Before moving further, I would like you to introduce to my little eBook on Beneficial viruses:
It is available at a negligible cost and can help in learning most of the information about beneficial viruses in an easy and interesting manner.
It has been found that some viruses in one form or the other can be beneficial for the human body. Virotherapy is among one of the rising subjects in medical field. Virotherapy refers to therapy with the help of viruses.
Scientists found that infection with Hepatitis-A is helpful in suppressing the hepatitis-C infection and in the end may lead to clearance of Hepatitis-C virus from the body. On the other hand, a protein of Hepatitis-C virus causes the suppression of replication of HIV-1.
In another study, it has been found that the effects of Human Immunodeficiency virus (HIV) can be changed by the infection of certain other viruses at almost the same time as the body is infected with HIV. It has also been found that further HIV infection is stopped, when the body is infected with cytomegalovirus i.e. a virus that causes enlargement of cells of surface tissues.
Certain viruses are found to work against cancer. In a research, it has been found that “Seneca Valley Virus-001” has 10,000 times more cancer killing activity than chemotherapeutics and has found no toxicity. In fact, viruses were in use for the treatment of cancer since 1940. First trials were found in 1956 for the treatment of cervical cancer. Moreover, RNA viruses are considered as the most important agents as anti-cancer.
Viruses become beneficial in the form of vaccine. Vaccinia virus is an important example in this case. It was found that infection with relatively mild cowpox made milkmaids more immune to virulent type of smallpox and then the knowledge was used for the preparation of vaccines.
Viruses have been found useful in the study of many aspects of genetics such as DNA replication, transcription, RNA processing, protein transport and immunology. Viruses are the most efficient means of gene delivery. Different viruses such as adenovirus, retrovirus, vaccinia virus and adeno-associated virus have been used for transgene expression. (Transgenic refers to genes from different species). This efficient gene delivery is used for the production of useful proteins i.e. gene therapy.
Similarly, viruses are in use for the treatment of genetic disorders such as baby in the combined immunodeficiency have been successfully treated with retroviruses.
Some viruses are the sources of enzymes such as RNA polymerases are obtained from phages and reverse transcriptases from retroviruses.
Some viruses like bacteriophages cause bacterial death. Viruses of such nature are among interest to researchers for the treatment of bacterial infections.

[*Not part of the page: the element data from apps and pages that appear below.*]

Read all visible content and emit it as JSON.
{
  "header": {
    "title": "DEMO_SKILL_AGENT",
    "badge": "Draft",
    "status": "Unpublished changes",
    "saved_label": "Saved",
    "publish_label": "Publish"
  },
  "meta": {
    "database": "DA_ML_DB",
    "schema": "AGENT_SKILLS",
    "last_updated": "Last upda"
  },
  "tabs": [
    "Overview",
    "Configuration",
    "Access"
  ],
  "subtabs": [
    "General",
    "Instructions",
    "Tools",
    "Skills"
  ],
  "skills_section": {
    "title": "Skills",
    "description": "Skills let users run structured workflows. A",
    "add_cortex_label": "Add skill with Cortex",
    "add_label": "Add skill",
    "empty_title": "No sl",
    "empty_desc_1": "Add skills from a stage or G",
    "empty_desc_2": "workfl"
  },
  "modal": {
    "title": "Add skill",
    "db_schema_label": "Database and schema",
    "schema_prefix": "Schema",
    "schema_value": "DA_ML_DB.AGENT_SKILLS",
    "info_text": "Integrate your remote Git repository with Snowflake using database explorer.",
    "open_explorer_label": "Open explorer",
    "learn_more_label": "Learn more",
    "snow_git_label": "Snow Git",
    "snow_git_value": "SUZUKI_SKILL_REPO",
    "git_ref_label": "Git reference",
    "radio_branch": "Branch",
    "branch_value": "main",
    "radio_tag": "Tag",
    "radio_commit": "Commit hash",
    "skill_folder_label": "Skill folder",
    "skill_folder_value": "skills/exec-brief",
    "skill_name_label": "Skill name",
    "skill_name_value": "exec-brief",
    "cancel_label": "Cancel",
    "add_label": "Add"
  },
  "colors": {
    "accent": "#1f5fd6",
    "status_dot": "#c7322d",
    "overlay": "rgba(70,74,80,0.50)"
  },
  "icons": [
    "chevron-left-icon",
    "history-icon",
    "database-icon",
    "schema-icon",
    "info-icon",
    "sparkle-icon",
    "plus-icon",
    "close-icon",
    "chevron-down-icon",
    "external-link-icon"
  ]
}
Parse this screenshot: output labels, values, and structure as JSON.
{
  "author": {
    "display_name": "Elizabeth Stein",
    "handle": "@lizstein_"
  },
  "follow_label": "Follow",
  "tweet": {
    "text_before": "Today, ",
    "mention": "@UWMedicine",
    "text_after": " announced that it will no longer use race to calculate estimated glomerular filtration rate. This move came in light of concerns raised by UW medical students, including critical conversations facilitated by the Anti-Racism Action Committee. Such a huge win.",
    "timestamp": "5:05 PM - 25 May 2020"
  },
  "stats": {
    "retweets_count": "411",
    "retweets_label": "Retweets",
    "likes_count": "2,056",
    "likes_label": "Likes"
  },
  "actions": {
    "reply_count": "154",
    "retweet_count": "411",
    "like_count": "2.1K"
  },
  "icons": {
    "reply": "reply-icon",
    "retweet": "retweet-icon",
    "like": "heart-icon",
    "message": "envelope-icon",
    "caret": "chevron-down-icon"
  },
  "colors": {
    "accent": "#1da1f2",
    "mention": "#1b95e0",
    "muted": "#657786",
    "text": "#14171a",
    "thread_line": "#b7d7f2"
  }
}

Initially, it was on rising therapeutic strategies but when antibiotics came this strategy goes down and again the interest rose with the appearance of resistance of bacteria to antibiotics.
Now let me show a little introductory video to my little eBook on Beneficial viruses:
References and Further reading:
Carter, J. B. et. al. (2007). Virology: principles and applications.
Deterding, K. et. al. (2006). Hepatitis A virus infection suppresses hepatitis C virus replication and may lead to clearance of HCV. Journal of Hepatology, 45(6), 770-778.
Flichman, D. et. al. (1999). In vivo down regulation of HIV replication after hepatitis C superinfection. Medicina (B Aires), 59(4), 364-366.
Russell, S. J. (2002). RNA viruses as virotherapy agents. Cancer Gene Therapy, 9, 961–966.
Shen et. al. (2009). The challenge of discovering beneficial viruses. Journal of Medical Microbiology, 58(4), 531-532.
Venkataraman, et. al. (2008). Structure of Seneca Valley Virus-001, An oncolytic picornavirus representing a new genus. Structure, 16(10), 1555-1561.
Young, L. S. et. al. (2006). Viral gene therapy strategies: from basic science to clinical application. The Journal of Pathology, 208(2), 299-318.
King, C. A. et. al. (2006). Human cytomegalovirus modulation of CCR5 expression on myeloid cells affects susceptibility to human immunodeficiency virus type 1 infection. Journal of General Virology, 87(8), 2171-2180.